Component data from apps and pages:
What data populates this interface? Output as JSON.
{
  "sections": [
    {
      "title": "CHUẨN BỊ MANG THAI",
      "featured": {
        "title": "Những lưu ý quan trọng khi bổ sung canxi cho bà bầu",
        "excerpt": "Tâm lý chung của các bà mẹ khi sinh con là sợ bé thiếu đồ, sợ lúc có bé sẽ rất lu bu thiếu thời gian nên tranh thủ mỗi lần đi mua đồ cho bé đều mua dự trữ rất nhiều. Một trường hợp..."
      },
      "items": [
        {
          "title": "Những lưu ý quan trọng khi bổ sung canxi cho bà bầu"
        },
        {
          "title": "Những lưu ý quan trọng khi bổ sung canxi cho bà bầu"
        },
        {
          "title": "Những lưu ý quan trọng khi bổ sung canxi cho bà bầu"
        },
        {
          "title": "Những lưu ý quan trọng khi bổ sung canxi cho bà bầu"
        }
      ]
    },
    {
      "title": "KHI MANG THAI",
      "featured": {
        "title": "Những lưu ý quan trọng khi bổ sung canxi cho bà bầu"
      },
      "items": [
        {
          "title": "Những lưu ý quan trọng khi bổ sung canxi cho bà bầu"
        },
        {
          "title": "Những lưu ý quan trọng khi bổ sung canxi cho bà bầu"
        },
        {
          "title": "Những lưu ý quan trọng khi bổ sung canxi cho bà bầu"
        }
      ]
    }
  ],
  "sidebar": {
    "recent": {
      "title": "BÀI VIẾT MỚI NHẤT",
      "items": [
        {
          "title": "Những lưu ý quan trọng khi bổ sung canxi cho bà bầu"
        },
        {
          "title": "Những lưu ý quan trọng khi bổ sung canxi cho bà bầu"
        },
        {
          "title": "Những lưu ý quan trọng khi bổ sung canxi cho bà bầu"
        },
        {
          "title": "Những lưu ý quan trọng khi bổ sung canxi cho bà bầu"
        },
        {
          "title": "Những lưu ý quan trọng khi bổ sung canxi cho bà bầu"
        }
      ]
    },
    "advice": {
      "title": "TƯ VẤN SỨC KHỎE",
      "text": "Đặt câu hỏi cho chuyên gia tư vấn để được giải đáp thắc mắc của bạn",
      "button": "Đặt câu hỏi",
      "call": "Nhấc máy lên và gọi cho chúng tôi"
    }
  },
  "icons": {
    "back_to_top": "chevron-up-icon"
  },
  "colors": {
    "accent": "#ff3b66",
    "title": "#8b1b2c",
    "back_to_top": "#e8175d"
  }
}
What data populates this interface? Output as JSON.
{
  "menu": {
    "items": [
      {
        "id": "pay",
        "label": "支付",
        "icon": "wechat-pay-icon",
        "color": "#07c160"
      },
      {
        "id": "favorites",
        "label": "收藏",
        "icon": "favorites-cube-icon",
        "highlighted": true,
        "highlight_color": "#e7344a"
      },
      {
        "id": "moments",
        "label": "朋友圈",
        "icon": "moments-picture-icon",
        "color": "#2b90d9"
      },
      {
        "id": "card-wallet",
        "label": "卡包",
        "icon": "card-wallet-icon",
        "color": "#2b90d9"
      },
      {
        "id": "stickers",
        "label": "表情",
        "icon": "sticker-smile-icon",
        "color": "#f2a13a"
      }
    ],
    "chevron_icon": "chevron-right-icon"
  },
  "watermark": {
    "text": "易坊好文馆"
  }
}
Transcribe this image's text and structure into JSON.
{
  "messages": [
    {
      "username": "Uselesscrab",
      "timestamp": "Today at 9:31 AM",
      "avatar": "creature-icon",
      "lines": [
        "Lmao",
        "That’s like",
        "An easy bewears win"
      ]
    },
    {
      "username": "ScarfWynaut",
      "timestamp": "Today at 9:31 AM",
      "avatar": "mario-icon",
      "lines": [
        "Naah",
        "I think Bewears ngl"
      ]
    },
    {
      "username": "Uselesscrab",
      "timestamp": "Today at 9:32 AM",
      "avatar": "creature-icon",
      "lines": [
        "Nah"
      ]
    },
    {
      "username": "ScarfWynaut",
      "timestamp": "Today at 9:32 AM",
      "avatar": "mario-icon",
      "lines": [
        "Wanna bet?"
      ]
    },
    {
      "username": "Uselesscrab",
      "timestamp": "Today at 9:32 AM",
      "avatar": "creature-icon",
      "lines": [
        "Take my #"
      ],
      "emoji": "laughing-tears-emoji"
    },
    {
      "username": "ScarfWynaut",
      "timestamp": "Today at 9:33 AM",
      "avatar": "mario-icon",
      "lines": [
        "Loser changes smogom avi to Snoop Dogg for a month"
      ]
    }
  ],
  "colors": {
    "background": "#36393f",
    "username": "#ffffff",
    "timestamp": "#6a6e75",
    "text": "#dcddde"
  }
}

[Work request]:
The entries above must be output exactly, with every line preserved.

[Exercise solution]:
What data populates this interface? Output as JSON.
{
  "sections": [
    {
      "title": "CHUẨN BỊ MANG THAI",
      "featured": {
        "title": "Những lưu ý quan trọng khi bổ sung canxi cho bà bầu",
        "excerpt": "Tâm lý chung của các bà mẹ khi sinh con là sợ bé thiếu đồ, sợ lúc có bé sẽ rất lu bu thiếu thời gian nên tranh thủ mỗi lần đi mua đồ cho bé đều mua dự trữ rất nhiều. Một trường hợp..."
      },
      "items": [
        {
          "title": "Những lưu ý quan trọng khi bổ sung canxi cho bà bầu"
        },
        {
          "title": "Những lưu ý quan trọng khi bổ sung canxi cho bà bầu"
        },
        {
          "title": "Những lưu ý quan trọng khi bổ sung canxi cho bà bầu"
        },
        {
          "title": "Những lưu ý quan trọng khi bổ sung canxi cho bà bầu"
        }
      ]
    },
    {
      "title": "KHI MANG THAI",
      "featured": {
        "title": "Những lưu ý quan trọng khi bổ sung canxi cho bà bầu"
      },
      "items": [
        {
          "title": "Những lưu ý quan trọng khi bổ sung canxi cho bà bầu"
        },
        {
          "title": "Những lưu ý quan trọng khi bổ sung canxi cho bà bầu"
        },
        {
          "title": "Những lưu ý quan trọng khi bổ sung canxi cho bà bầu"
        }
      ]
    }
  ],
  "sidebar": {
    "recent": {
      "title": "BÀI VIẾT MỚI NHẤT",
      "items": [
        {
          "title": "Những lưu ý quan trọng khi bổ sung canxi cho bà bầu"
        },
        {
          "title": "Những lưu ý quan trọng khi bổ sung canxi cho bà bầu"
        },
        {
          "title": "Những lưu ý quan trọng khi bổ sung canxi cho bà bầu"
        },
        {
          "title": "Những lưu ý quan trọng khi bổ sung canxi cho bà bầu"
        },
        {
          "title": "Những lưu ý quan trọng khi bổ sung canxi cho bà bầu"
        }
      ]
    },
    "advice": {
      "title": "TƯ VẤN SỨC KHỎE",
      "text": "Đặt câu hỏi cho chuyên gia tư vấn để được giải đáp thắc mắc của bạn",
      "button": "Đặt câu hỏi",
      "call": "Nhấc máy lên và gọi cho chúng tôi"
    }
  },
  "icons": {
    "back_to_top": "chevron-up-icon"
  },
  "colors": {
    "accent": "#ff3b66",
    "title": "#8b1b2c",
    "back_to_top": "#e8175d"
  }
}
What data populates this interface? Output as JSON.
{
  "menu": {
    "items": [
      {
        "id": "pay",
        "label": "支付",
        "icon": "wechat-pay-icon",
        "color": "#07c160"
      },
      {
        "id": "favorites",
        "label": "收藏",
        "icon": "favorites-cube-icon",
        "highlighted": true,
        "highlight_color": "#e7344a"
      },
      {
        "id": "moments",
        "label": "朋友圈",
        "icon": "moments-picture-icon",
        "color": "#2b90d9"
      },
      {
        "id": "card-wallet",
        "label": "卡包",
        "icon": "card-wallet-icon",
        "color": "#2b90d9"
      },
      {
        "id": "stickers",
        "label": "表情",
        "icon": "sticker-smile-icon",
        "color": "#f2a13a"
      }
    ],
    "chevron_icon": "chevron-right-icon"
  },
  "watermark": {
    "text": "易坊好文馆"
  }
}
Transcribe this image's text and structure into JSON.
{
  "messages": [
    {
      "username": "Uselesscrab",
      "timestamp": "Today at 9:31 AM",
      "avatar": "creature-icon",
      "lines": [
        "Lmao",
        "That’s like",
        "An easy bewears win"
      ]
    },
    {
      "username": "ScarfWynaut",
      "timestamp": "Today at 9:31 AM",
      "avatar": "mario-icon",
      "lines": [
        "Naah",
        "I think Bewears ngl"
      ]
    },
    {
      "username": "Uselesscrab",
      "timestamp": "Today at 9:32 AM",
      "avatar": "creature-icon",
      "lines": [
        "Nah"
      ]
    },
    {
      "username": "ScarfWynaut",
      "timestamp": "Today at 9:32 AM",
      "avatar": "mario-icon",
      "lines": [
        "Wanna bet?"
      ]
    },
    {
      "username": "Uselesscrab",
      "timestamp": "Today at 9:32 AM",
      "avatar": "creature-icon",
      "lines": [
        "Take my #"
      ],
      "emoji": "laughing-tears-emoji"
    },
    {
      "username": "ScarfWynaut",
      "timestamp": "Today at 9:33 AM",
      "avatar": "mario-icon",
      "lines": [
        "Loser changes smogom avi to Snoop Dogg for a month"
      ]
    }
  ],
  "colors": {
    "background": "#36393f",
    "username": "#ffffff",
    "timestamp": "#6a6e75",
    "text": "#dcddde"
  }
}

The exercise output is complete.